> THE TASK:
In the material below, find every line containing the string "JSON" and return it.

═════ DATA LISTING ═════

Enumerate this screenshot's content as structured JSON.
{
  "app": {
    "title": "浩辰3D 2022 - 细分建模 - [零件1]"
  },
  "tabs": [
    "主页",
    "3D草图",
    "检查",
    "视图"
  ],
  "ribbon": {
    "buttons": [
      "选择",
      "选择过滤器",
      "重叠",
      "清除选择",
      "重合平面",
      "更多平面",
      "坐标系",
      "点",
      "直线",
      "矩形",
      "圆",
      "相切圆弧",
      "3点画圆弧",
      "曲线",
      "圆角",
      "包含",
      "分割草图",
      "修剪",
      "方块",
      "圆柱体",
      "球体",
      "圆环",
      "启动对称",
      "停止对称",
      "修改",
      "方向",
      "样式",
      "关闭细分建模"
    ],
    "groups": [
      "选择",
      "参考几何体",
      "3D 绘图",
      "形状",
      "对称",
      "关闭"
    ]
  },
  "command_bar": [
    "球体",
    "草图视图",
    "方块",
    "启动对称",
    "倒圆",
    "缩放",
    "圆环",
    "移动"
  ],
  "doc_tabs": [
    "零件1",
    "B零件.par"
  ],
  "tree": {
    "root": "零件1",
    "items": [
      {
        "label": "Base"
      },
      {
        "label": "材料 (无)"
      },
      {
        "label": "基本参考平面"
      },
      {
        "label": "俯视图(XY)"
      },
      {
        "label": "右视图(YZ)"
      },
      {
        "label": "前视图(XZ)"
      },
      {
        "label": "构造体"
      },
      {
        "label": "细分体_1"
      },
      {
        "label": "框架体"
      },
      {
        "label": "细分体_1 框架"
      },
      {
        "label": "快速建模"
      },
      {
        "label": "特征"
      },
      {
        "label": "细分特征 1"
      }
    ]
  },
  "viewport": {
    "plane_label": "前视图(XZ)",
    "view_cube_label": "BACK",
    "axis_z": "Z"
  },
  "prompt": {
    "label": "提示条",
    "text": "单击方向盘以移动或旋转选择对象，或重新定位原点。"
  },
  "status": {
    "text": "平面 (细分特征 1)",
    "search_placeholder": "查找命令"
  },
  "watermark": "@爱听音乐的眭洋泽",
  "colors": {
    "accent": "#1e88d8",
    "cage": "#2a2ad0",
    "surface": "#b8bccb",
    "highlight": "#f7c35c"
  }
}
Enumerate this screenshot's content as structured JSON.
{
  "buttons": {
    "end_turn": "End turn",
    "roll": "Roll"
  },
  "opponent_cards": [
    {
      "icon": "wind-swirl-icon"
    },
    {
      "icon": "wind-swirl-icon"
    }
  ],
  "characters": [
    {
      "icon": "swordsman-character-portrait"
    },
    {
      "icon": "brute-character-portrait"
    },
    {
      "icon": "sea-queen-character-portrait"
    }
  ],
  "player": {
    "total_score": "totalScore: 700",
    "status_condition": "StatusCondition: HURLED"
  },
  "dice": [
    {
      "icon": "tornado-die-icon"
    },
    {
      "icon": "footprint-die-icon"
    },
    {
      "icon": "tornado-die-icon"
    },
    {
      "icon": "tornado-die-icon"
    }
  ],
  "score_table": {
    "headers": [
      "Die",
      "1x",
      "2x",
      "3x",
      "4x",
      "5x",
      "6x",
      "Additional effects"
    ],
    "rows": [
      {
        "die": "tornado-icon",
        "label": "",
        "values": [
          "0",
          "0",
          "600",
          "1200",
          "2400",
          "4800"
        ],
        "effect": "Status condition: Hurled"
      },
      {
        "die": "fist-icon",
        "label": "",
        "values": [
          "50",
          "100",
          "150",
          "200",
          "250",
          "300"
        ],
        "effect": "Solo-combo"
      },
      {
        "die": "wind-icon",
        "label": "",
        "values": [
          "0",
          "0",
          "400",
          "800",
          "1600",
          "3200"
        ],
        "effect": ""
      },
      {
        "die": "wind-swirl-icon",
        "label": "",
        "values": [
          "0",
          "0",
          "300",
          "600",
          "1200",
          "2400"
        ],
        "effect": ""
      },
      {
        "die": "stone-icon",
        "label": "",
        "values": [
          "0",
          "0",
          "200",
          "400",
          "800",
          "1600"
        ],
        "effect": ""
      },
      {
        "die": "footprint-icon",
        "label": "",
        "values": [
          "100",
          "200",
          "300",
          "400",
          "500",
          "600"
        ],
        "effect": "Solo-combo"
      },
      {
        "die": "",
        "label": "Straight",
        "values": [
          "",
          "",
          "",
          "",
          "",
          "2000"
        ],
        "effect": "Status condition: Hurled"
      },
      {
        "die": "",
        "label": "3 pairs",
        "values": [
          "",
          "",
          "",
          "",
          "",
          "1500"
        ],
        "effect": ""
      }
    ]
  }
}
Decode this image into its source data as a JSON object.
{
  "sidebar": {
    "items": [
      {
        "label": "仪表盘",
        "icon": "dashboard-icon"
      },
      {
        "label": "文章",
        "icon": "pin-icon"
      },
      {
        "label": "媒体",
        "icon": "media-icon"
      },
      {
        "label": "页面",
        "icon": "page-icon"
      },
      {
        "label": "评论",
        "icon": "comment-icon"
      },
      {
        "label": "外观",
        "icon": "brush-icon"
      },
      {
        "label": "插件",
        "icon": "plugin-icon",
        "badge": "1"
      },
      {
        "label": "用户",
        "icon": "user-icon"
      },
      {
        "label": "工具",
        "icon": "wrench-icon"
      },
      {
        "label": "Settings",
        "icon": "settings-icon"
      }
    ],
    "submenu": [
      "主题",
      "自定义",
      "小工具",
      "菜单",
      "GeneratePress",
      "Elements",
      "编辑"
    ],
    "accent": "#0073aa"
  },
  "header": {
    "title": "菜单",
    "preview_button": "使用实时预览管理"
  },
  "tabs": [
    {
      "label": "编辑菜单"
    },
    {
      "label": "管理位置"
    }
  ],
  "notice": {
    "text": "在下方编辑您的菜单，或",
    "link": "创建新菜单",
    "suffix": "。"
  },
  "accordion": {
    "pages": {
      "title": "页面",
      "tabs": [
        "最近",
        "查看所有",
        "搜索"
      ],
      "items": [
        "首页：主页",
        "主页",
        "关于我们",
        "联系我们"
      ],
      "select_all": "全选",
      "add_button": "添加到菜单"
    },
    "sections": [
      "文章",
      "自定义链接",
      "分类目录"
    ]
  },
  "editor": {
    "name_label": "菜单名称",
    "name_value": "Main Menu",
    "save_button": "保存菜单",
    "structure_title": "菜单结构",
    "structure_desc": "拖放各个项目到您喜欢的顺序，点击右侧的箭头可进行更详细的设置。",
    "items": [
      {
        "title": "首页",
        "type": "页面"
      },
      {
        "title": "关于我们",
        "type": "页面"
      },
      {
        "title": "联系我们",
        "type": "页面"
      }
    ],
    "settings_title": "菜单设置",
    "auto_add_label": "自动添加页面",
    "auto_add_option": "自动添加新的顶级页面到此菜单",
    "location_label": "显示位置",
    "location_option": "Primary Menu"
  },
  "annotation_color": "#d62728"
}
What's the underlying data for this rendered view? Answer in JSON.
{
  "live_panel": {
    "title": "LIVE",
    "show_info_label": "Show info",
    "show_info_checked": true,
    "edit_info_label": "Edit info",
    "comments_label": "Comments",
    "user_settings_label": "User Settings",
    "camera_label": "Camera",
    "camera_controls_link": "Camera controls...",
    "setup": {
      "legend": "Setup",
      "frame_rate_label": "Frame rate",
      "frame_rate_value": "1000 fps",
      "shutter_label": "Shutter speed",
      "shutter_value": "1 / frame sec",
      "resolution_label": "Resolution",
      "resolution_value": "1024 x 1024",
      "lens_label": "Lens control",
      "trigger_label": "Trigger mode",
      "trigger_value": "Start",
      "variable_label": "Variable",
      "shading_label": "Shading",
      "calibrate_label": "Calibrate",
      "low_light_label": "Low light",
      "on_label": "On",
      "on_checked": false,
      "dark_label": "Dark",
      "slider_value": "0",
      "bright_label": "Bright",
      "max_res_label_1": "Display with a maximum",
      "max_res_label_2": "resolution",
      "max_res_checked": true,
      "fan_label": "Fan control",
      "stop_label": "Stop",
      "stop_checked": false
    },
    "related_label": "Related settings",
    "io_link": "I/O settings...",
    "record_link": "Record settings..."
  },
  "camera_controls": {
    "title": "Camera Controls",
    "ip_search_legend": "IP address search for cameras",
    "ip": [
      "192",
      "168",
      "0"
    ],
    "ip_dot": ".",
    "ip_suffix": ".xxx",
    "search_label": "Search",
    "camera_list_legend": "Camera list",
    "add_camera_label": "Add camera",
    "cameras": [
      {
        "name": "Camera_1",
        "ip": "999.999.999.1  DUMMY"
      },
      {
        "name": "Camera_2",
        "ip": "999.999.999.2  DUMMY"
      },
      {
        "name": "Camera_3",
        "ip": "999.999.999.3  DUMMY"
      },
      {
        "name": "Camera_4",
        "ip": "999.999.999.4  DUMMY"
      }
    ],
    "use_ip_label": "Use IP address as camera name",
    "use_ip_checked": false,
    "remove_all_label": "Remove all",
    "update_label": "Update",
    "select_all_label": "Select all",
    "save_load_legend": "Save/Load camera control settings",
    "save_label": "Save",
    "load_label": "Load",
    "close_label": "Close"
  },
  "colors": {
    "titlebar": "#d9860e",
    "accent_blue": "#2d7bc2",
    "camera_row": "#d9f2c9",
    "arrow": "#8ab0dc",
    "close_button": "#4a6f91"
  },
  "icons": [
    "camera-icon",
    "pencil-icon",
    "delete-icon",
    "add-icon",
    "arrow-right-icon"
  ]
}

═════

> WRITTEN RESPONSE:
Enumerate this screenshot's content as structured JSON.
Enumerate this screenshot's content as structured JSON.
Decode this image into its source data as a JSON object.
What's the underlying data for this rendered view? Answer in JSON.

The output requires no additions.